- Employment Records: Employment records supporting loss wages.
- Physical Evidence: This is evidence including photographs and videos of the accident scene, property damage and even location.
- Estimates: In the event property was damaged in the incident estimates for repairs or replacement are essential.
- Pain and Suffering: While it is difficult to put a price on pain and emotional suffering an amount must be considered when filing the claim.
- Punitive Damages: Punitive damages can be sought when the negligence was egregious, but does not apply in every personal injury claim.
- Other Evidence: Any other type of evidence that supports the claim should be gathered to be used in the lawsuit to prove negligence.
Filing the Claim
When filing a claim there may be more than one legal option to choose, such as the court that will hear the case. Not all courts will be able to hear a case and the goal should be to choose the courts that would be most receptive to the plaintiff with the kind of personal injury claim you are pursuing.
Attorneys generally learn within the first year of law school which courts are the proper jurisdiction for specific cases, but it takes an accomplished and experienced personal injury lawyer to be confident in the most favorable courts for the plaintiff.
Drafting a Personal Injury Complaint
One of the steps in a personal injury lawsuit is drafting a complaint, which is a legal document filed to begin the litigation process. This complaint will include the reason for the lawsuit, an outline of the facts of the case and why the plaintiff is entitled to be compensated. The defendants name and any alias or fictitious names of the defendants and additional parties that may be liable but their names may not be known at the time the complaint is filed. This will allow the plaintiff to hold other liable party’s accountable at a later time.
The complaint must contain the elements required in personal injury law to recover compensation damages. In the event the complaint does not have the necessary elements the case may be dismissed. There is a fee that is required when filing a legal complaint in a personal injury case and vary from one jurisdiction to another. The cost which can be hundreds or even thousands will depend upon the type of case, the location, whether it is an individual claim or class action lawsuit and other factors. In some cases where the cost may be a hardship on the plaintiff the court may waive some of the filing fees.
Statute of Limitations
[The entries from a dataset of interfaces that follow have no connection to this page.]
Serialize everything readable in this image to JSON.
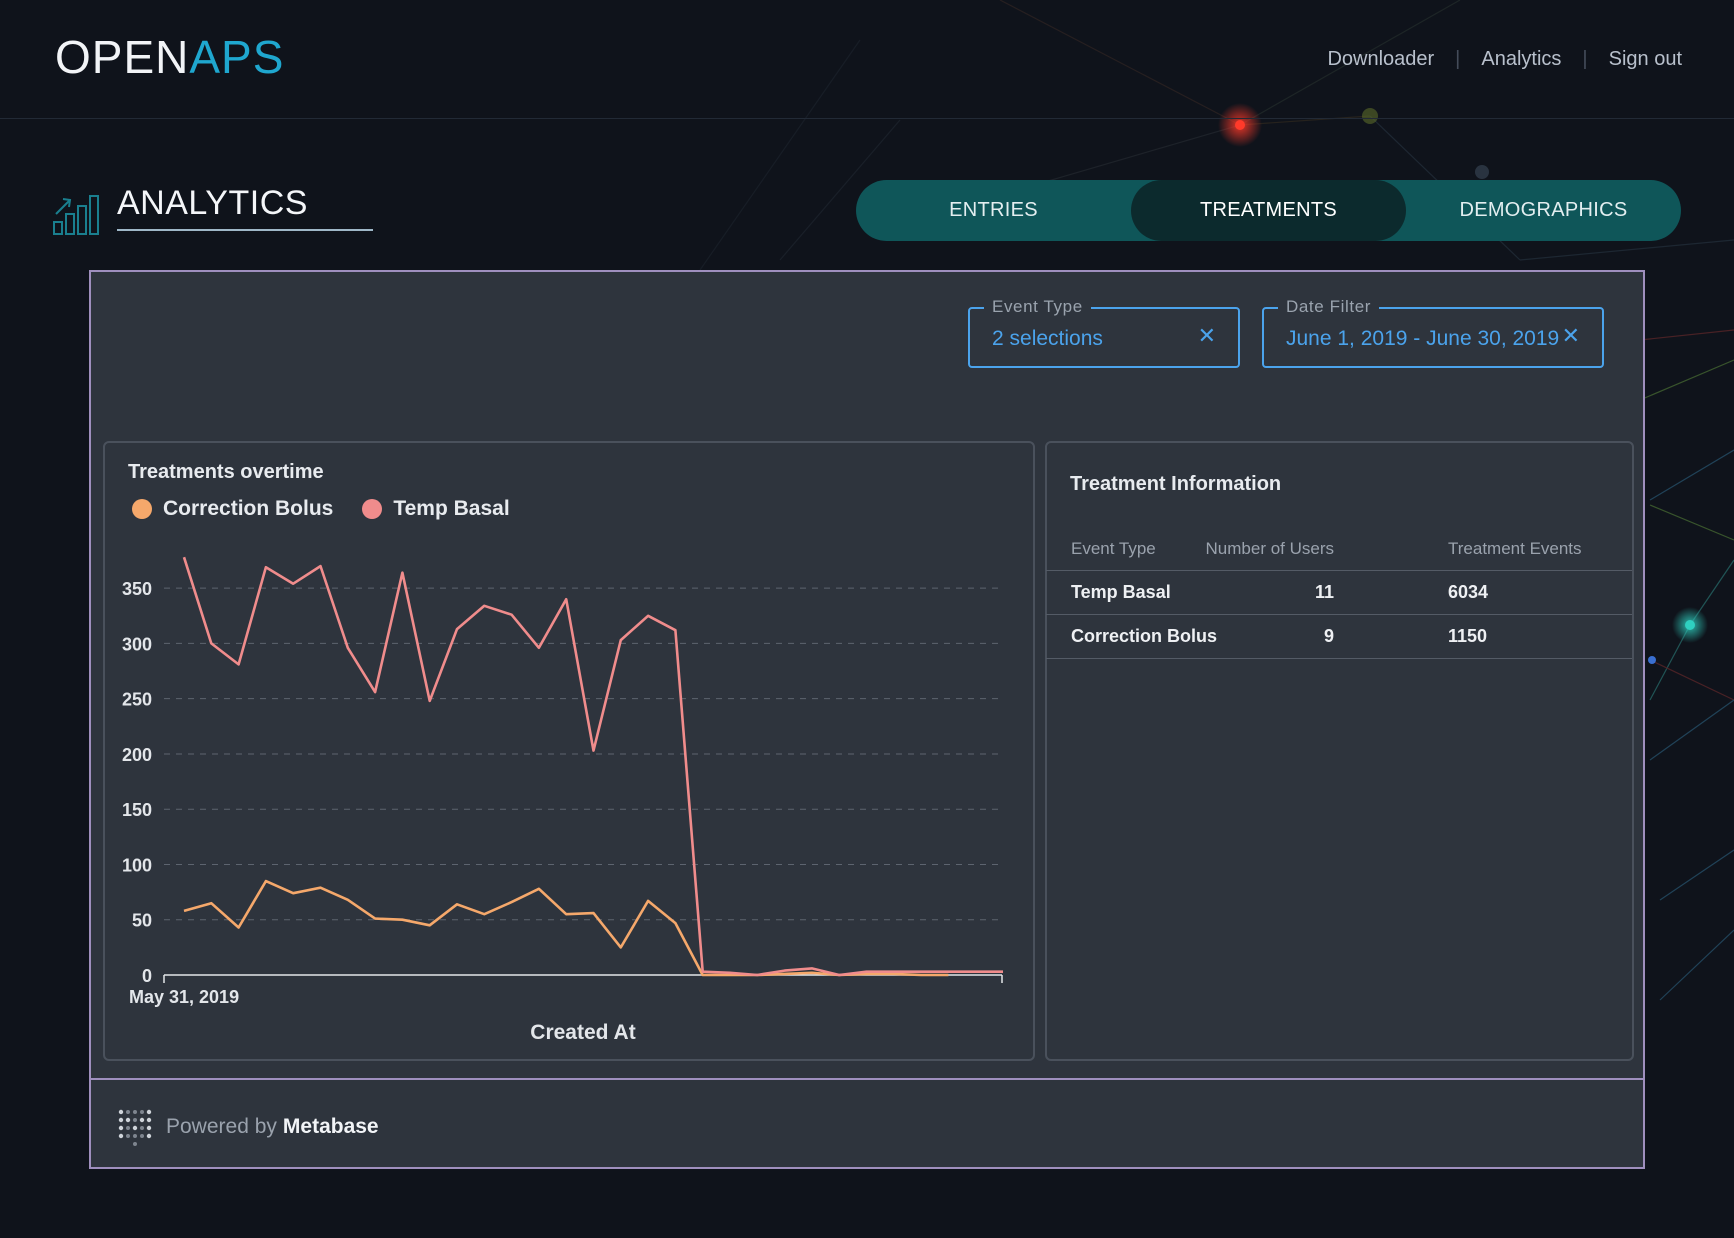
{
  "header": {
    "logo_part1": "OPEN",
    "logo_part2": "APS",
    "nav": [
      {
        "label": "Downloader"
      },
      {
        "label": "Analytics"
      },
      {
        "label": "Sign out"
      }
    ]
  },
  "page": {
    "title": "ANALYTICS",
    "icon": "bar-chart-trend-icon"
  },
  "tabs": [
    {
      "label": "ENTRIES",
      "active": false
    },
    {
      "label": "TREATMENTS",
      "active": true
    },
    {
      "label": "DEMOGRAPHICS",
      "active": false
    }
  ],
  "filters": {
    "event_type": {
      "label": "Event Type",
      "value": "2 selections",
      "clear": "✕"
    },
    "date_filter": {
      "label": "Date Filter",
      "value": "June 1, 2019 - June 30, 2019",
      "clear": "✕"
    }
  },
  "chart": {
    "title": "Treatments overtime",
    "legend": [
      {
        "name": "Correction Bolus",
        "color": "#f5a86b"
      },
      {
        "name": "Temp Basal",
        "color": "#f08c8c"
      }
    ]
  },
  "chart_data": {
    "type": "line",
    "title": "Treatments overtime",
    "xlabel": "Created At",
    "ylabel": "",
    "x_tick_labels": [
      "May 31, 2019"
    ],
    "yticks": [
      0,
      50,
      100,
      150,
      200,
      250,
      300,
      350
    ],
    "ylim": [
      0,
      380
    ],
    "grid": true,
    "legend_position": "top-left",
    "x": [
      0,
      1,
      2,
      3,
      4,
      5,
      6,
      7,
      8,
      9,
      10,
      11,
      12,
      13,
      14,
      15,
      16,
      17,
      18,
      19,
      20,
      21,
      22,
      23,
      24,
      25,
      26,
      27,
      28,
      29,
      30
    ],
    "series": [
      {
        "name": "Temp Basal",
        "color": "#f08c8c",
        "values": [
          378,
          300,
          281,
          369,
          354,
          370,
          296,
          256,
          364,
          248,
          313,
          334,
          326,
          296,
          340,
          203,
          303,
          325,
          312,
          3,
          2,
          0,
          4,
          6,
          0,
          3,
          3,
          3,
          3,
          3,
          3
        ]
      },
      {
        "name": "Correction Bolus",
        "color": "#f5a86b",
        "values": [
          58,
          65,
          43,
          85,
          74,
          79,
          68,
          51,
          50,
          45,
          64,
          55,
          66,
          78,
          55,
          56,
          25,
          67,
          47,
          0,
          0,
          0,
          1,
          2,
          0,
          1,
          1,
          0,
          0,
          null,
          null
        ]
      }
    ]
  },
  "table": {
    "title": "Treatment Information",
    "columns": [
      "Event Type",
      "Number of Users",
      "Treatment Events"
    ],
    "rows": [
      [
        "Temp Basal",
        "11",
        "6034"
      ],
      [
        "Correction Bolus",
        "9",
        "1150"
      ]
    ]
  },
  "footer": {
    "powered_by": "Powered by",
    "brand": "Metabase"
  },
  "colors": {
    "accent": "#1fa7cf",
    "tab_bg": "#0f5659",
    "tab_active": "#0c2a2d",
    "filter_blue": "#4ba3ec",
    "frame_border": "#9f8fbe"
  }
}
In personal injury claims there is a statute of limitations, which is a time limit in which the legal complaint must be filed with the court. If the time limit has expired then the lawsuit will be barred from being filed with the court. The statute of limitations applying to a personal injury claim will depend upon the type of case and the negligent defendant, since government, state and local entities generally have a shorter time limit than a private individual or company and the time limit can vary by state.
Generally the time limit begins running from the date of the accident resulting in harm, but in some cases, such as mesothelioma the statute of limitations does not start at the time of exposure, but at the time of diagnosis.
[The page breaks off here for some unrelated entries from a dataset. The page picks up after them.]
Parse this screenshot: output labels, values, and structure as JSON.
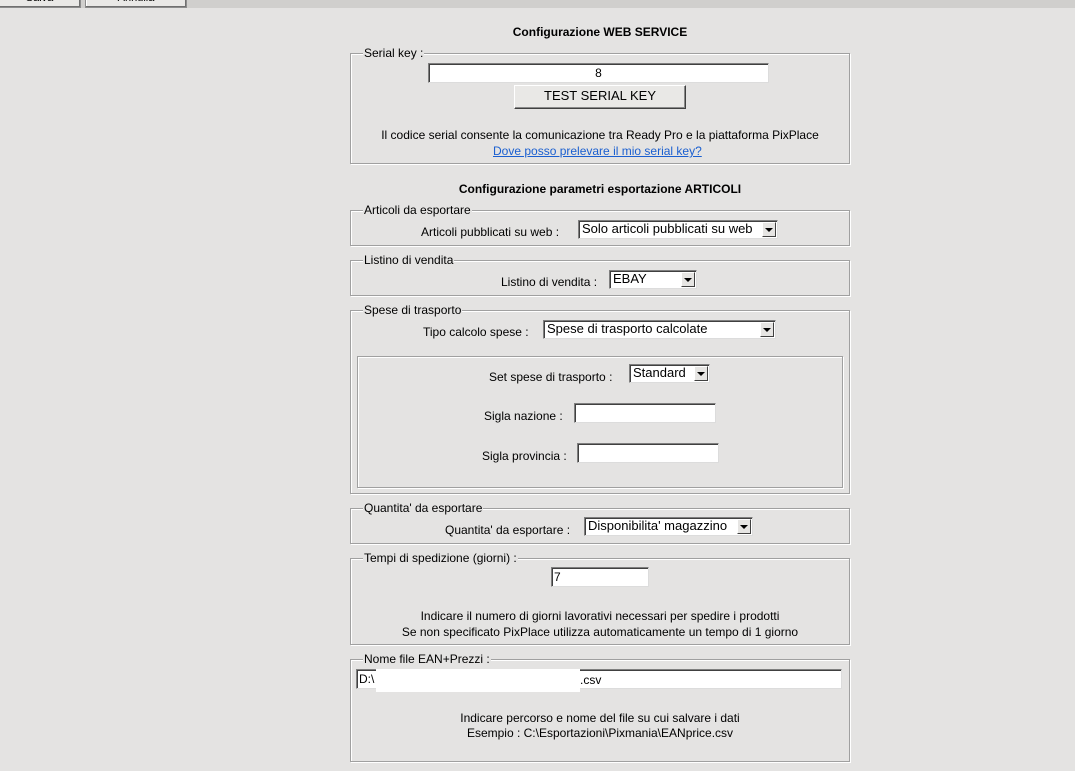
{
  "toolbar": {
    "save_label": "Salva",
    "cancel_label": "Annulla"
  },
  "web_service": {
    "title": "Configurazione WEB SERVICE",
    "serial_legend": "Serial key :",
    "serial_value": "8",
    "test_button": "TEST SERIAL KEY",
    "info_text": "Il codice serial consente la comunicazione tra Ready Pro e la piattaforma PixPlace",
    "help_link": "Dove posso prelevare il mio serial key?"
  },
  "articoli": {
    "title": "Configurazione parametri esportazione ARTICOLI",
    "export_group": {
      "legend": "Articoli da esportare",
      "label": "Articoli pubblicati su web :",
      "value": "Solo articoli pubblicati su web"
    },
    "listino_group": {
      "legend": "Listino di vendita",
      "label": "Listino di vendita :",
      "value": "EBAY"
    },
    "spese_group": {
      "legend": "Spese di trasporto",
      "tipo_label": "Tipo calcolo spese :",
      "tipo_value": "Spese di trasporto calcolate",
      "set_label": "Set spese di trasporto :",
      "set_value": "Standard",
      "nazione_label": "Sigla nazione :",
      "nazione_value": "",
      "provincia_label": "Sigla provincia :",
      "provincia_value": ""
    },
    "quantita_group": {
      "legend": "Quantita' da esportare",
      "label": "Quantita' da esportare :",
      "value": "Disponibilita' magazzino"
    },
    "tempi_group": {
      "legend": "Tempi di spedizione (giorni) :",
      "value": "7",
      "info_line1": "Indicare il numero di giorni lavorativi necessari per spedire i prodotti",
      "info_line2": "Se non specificato PixPlace utilizza automaticamente un tempo di 1 giorno"
    },
    "file_group": {
      "legend": "Nome file EAN+Prezzi :",
      "path_prefix": "D:\\",
      "path_suffix": ".csv",
      "info_line1": "Indicare percorso e nome del file su cui salvare i dati",
      "info_line2": "Esempio : C:\\Esportazioni\\Pixmania\\EANprice.csv"
    }
  }
}
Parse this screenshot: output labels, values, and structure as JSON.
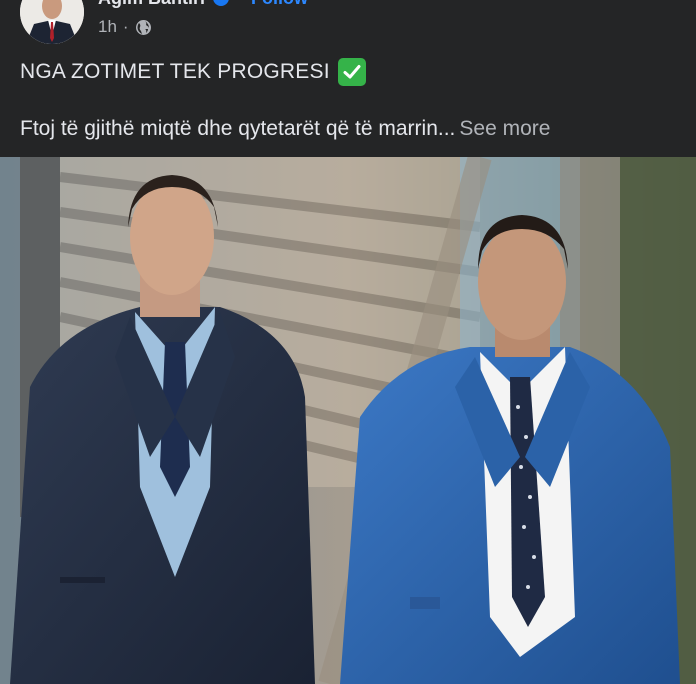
{
  "post": {
    "author": "Agim Bahtiri",
    "follow_label": "Follow",
    "timestamp": "1h",
    "meta_sep": "·",
    "headline": "NGA ZOTIMET TEK PROGRESI",
    "body_preview": "Ftoj të gjithë miqtë dhe qytetarët që të marrin...",
    "see_more_label": "See more",
    "icons": {
      "verified": "verified-badge-icon",
      "audience": "globe-icon",
      "emoji": "check-mark-emoji-icon"
    }
  },
  "colors": {
    "background": "#242526",
    "text": "#e4e6eb",
    "secondary_text": "#b0b3b8",
    "link": "#2d88ff",
    "check_green": "#35b349"
  }
}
Complaint Summons to the Defendant
When a lawsuit is filed against a negligent party usually, but depending on the state laws a summons and a copy of the complaint must be provided to the defendant or their legal representative by someone other than the plaintiff. The court clerk can provide the information about serving the summons and whether the sheriff will deliver the documents or if other arrangements must be made in that jurisdiction.
Legal Representation Leaves You Free to Heal
Our attorneys at PI Warriors are nationally recognized to be be able to take care of all the legal challenges, while letting you have time to heal and continue with daily activities. They are dedicated to provide you the best possible legal representation and protect your rights to give you peace of mind and recover monetary compensation leaving all the stress to our seasoned lawyers, so you can concentrate on the business of recovering. Learn about your rights by perusing our state by state directory and reach out to one of us.